- **Exercise requirements**
Tell how many lines in the records contain the word "server"; the number alone is the answer.

- **Information supplied**
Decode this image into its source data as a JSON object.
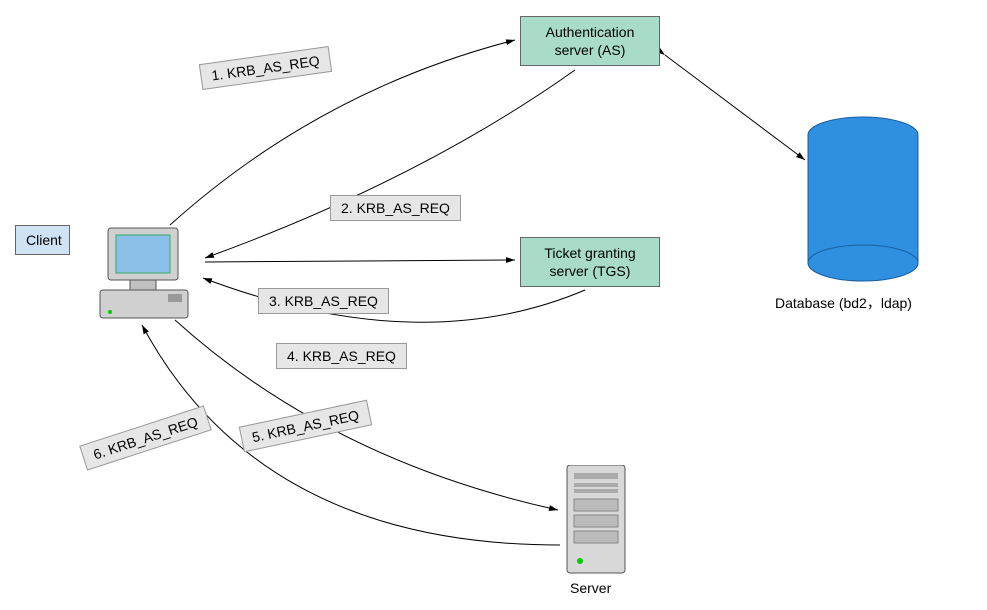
{
  "nodes": {
    "client": "Client",
    "as_line1": "Authentication",
    "as_line2": "server (AS)",
    "tgs_line1": "Ticket granting",
    "tgs_line2": "server (TGS)",
    "server": "Server",
    "database": "Database (bd2，ldap)"
  },
  "messages": {
    "m1": "1. KRB_AS_REQ",
    "m2": "2. KRB_AS_REQ",
    "m3": "3. KRB_AS_REQ",
    "m4": "4. KRB_AS_REQ",
    "m5": "5. KRB_AS_REQ",
    "m6": "6. KRB_AS_REQ"
  }
}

- **Reply to the task**
3